(Date:12/2/2016)... ... 2016 , ... Center for Autism and Related Disorders (CARD) Portland today announced ... disorder (ASD) and other developmental disabilities. The group, which is being launched with the ... the opportunity to share stories and advice, seek help, and continue their education on ...
(Date:12/2/2016)... ... 2016 , ... U.S. Surgeon General, Dr. Vivek Murthy, graces the cover of ... was inspired to practice medicine at an early age by his father, who was ... diagnoses and prescribing medicine,” he states. “It is about building relationships with people; relationships ...
(Date:12/2/2016)... ... December 02, 2016 , ... ... two ostomy patients, standing as living proof that attitude and determination can combine ... and issues that spike around the holidays. This campaign will offer patients a ...
(Date:12/2/2016)... ... December 02, 2016 , ... More than half of American teens report losing ... report speaking with their child about sex related topics, less than 60 percent spoke ... proud to announce the launch of its second edition of the “Sexual Wellness” campaign, ...
(Date:12/2/2016)... ... 02, 2016 , ... CloudLIMS.com, a class-leading provider of Laboratory ... CloudLIMS Lite helps biobanks, clinical, research and testing laboratories keep track of their ... version is a faster and a more efficient product, allowing batch processing of ...
Breaking Medicine News(10 mins):
(Date:12/2/2016)... -- UCB is pleased to announce that 12 scientific abstracts have ... American Epilepsy Society (AES) Annual Meeting, which takes place ... USA. 1-12 Data being presented include ... ® (lacosamide) CV and BRIVIACT ® (brivaracetam) CV. ... state of the union of epilepsy care and antiepileptic drugs ...
(Date:12/2/2016)... -- Allergan plc (NYSE: AGN ), a leading ... announced Accelerated Share Repurchase (ASR) Program. Logo - ... , ... announced, the Company entered into a variable tenor ASR arrangement ... $10 billion of its ordinary shares. Approximately 40.5 million shares ...
(Date:11/30/2016)... , Nov 30, 2016 Research and ... Intracranial Pressure Monitoring Devices 2017 - MedCore" report to their offering. ... , , ... brain and the skull.
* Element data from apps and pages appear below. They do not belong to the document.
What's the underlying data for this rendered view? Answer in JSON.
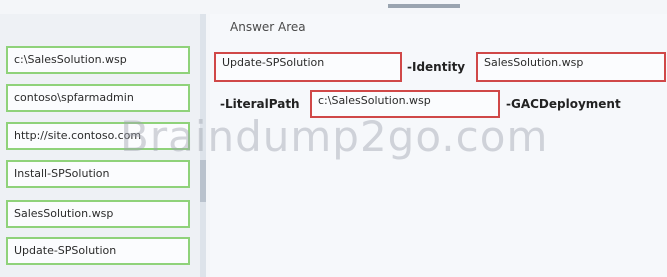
{
  "source_items": [
    "c:\\SalesSolution.wsp",
    "contoso\\spfarmadmin",
    "http://site.contoso.com",
    "Install-SPSolution",
    "SalesSolution.wsp",
    "Update-SPSolution"
  ],
  "answer_area": {
    "title": "Answer Area",
    "row1": {
      "slot1": "Update-SPSolution",
      "kw_identity": "-Identity",
      "slot2": "SalesSolution.wsp"
    },
    "row2": {
      "kw_literalpath": "-LiteralPath",
      "slot3": "c:\\SalesSolution.wsp",
      "kw_gac": "-GACDeployment"
    }
  },
  "watermark": "Braindump2go.com",
  "colors": {
    "source_border": "#8fd27a",
    "slot_border": "#d04848"
  }
}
In healthy individuals, it is circulated though the ... are cases where the amount of CSF surrounding the brain changes significantly. ...
Breaking Medicine Technology: